• Avoid extreme temperature changes. Warm temperatures do not necessarily mean warm water. Rivers and lakes are still very cold this time of year, and jumping into cold open water can result in shock, arrhythmia and drowning. Cold showers combined with hot body temperatures can cause hypothermia, especially for elders and children. Ease into temperature changes.

• Follow water safety tips if you go swimming or boating. Remember swimming in open water is very different from swimming in a pool. Make sure to wear a life jacket that fits.

Check for restrictions or warnings in your area before lighting outdoor fires. High temperatures and dry conditions increase wildfire risk.


Talk to us

Please share your story tips by emailing editor@kentreporter.com.

To share your opinion for publication, submit a letter through our website https://www.kentreporter.com/submit-letter/. Include your name, address and daytime phone number. (We’ll only publish your name and hometown.) Please keep letters to 300 words or less.

More in Northwest

t
King County releases $3 million to help find shelter for the homeless

Tukwila to get $2 million, Burien $1 million; no other South County cities applied for funds

Phil Fortunato
Auburn’s Phil Fortunato announces secretary of state run

District 31 Republican senator wants to test Washington’s voting registration system for weaknesses.

Food in a foam takeout container.

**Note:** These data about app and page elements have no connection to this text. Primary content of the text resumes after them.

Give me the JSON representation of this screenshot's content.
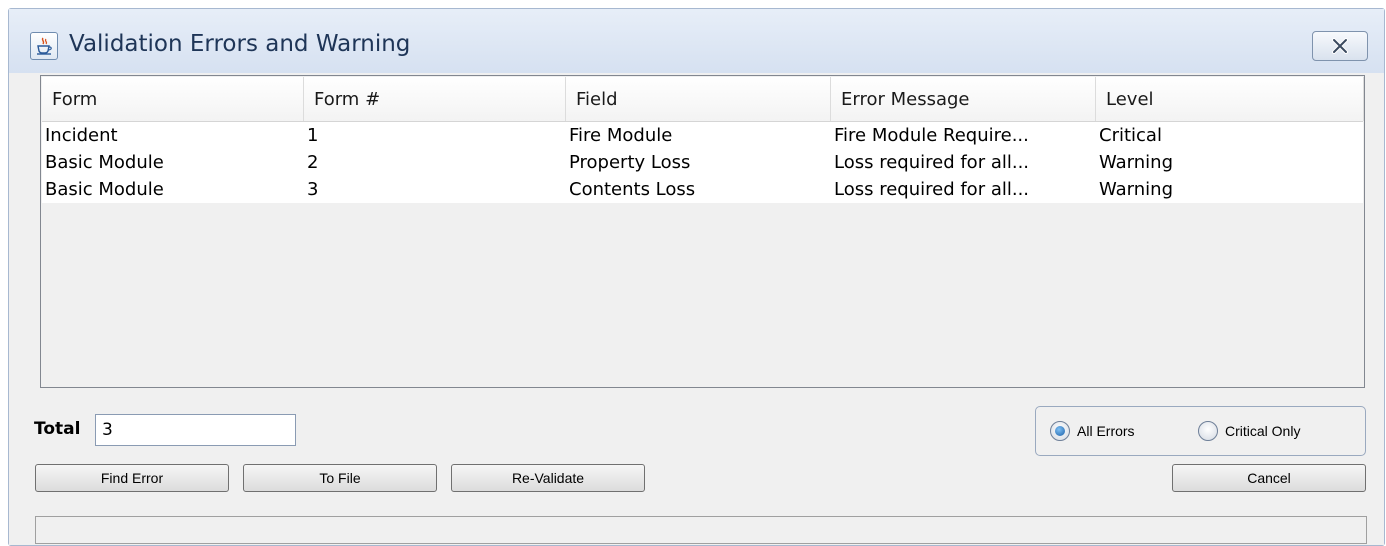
{
  "window": {
    "title": "Validation Errors and Warning",
    "icon": "java-cup-icon",
    "close_icon": "close-icon"
  },
  "table": {
    "columns": [
      "Form",
      "Form #",
      "Field",
      "Error Message",
      "Level"
    ],
    "rows": [
      [
        "Incident",
        "1",
        "Fire Module",
        "Fire Module Require...",
        "Critical"
      ],
      [
        "Basic Module",
        "2",
        "Property Loss",
        "Loss required for all...",
        "Warning"
      ],
      [
        "Basic Module",
        "3",
        "Contents Loss",
        "Loss required for all...",
        "Warning"
      ]
    ]
  },
  "total": {
    "label": "Total",
    "value": "3"
  },
  "filter": {
    "options": [
      {
        "label": "All Errors",
        "selected": true
      },
      {
        "label": "Critical Only",
        "selected": false
      }
    ]
  },
  "buttons": {
    "find_error": "Find Error",
    "to_file": "To File",
    "revalidate": "Re-Validate",
    "cancel": "Cancel"
  },
  "status": {
    "text": ""
  }
}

Sound Publishing file photo
Foam coolers, takeout containers will be banned in WA

The prohibition on the sale and distribution of these products will take effect June 1 under a law the Legislature approved in 2021.

t
Federal Way Public Market concept receives $75,000 for study

The home of the envisioned project is off South 320th Street and 23rd Avenue South.

t
Suspected DUI crash in Renton injures three; cars engulfed in flames

Wrong-way driver incident along Interstate 405 on April 14

t
Teen dies in fatal Renton shooting

A 16-year-old suspect was arrested in April 14 incident

Sixty-one orange traffic barrels were set up April 2, 2024, on the WSDOT front lawn in Olympia. Each cone represents a fallen WSDOT employee killed on the job since 1950 - many in active work zones. The visual display is meant to remind everyone of the importance of slowing down in work zones. Photo courtesy of Washington State Department of Transportation.
WSDOT: Slow down for Work Zone Awareness Week

The number of fatal crashes in marked work zones had doubled in 2023 when compared to the previous year.

Courtesy Photo, Renton Police
Renton increases hiring bonus for new police officers

Bonus is a $20,000 payment upon hire and $20,000 payment upon completion of a one year probation.

LivAway Suites broke ground near Topgolf in Renton. Courtesy image
Extended-stay hotel breaks ground in Renton

LivAway Suites to be built near Topgolf, Boeing and The Landing.

Kent Police recovered nearly 800 catalytic converters in a 2021 bust. File photo
New state legislation fights catalytic converter theft

Governor Jay Inslee signed a bill on March 26 adding new regulations… Continue reading

t
2-year-old dies in Federal Way shooting

Incident took place in a parking lot near the 100 block of Southwest Campus Drive near IHOP.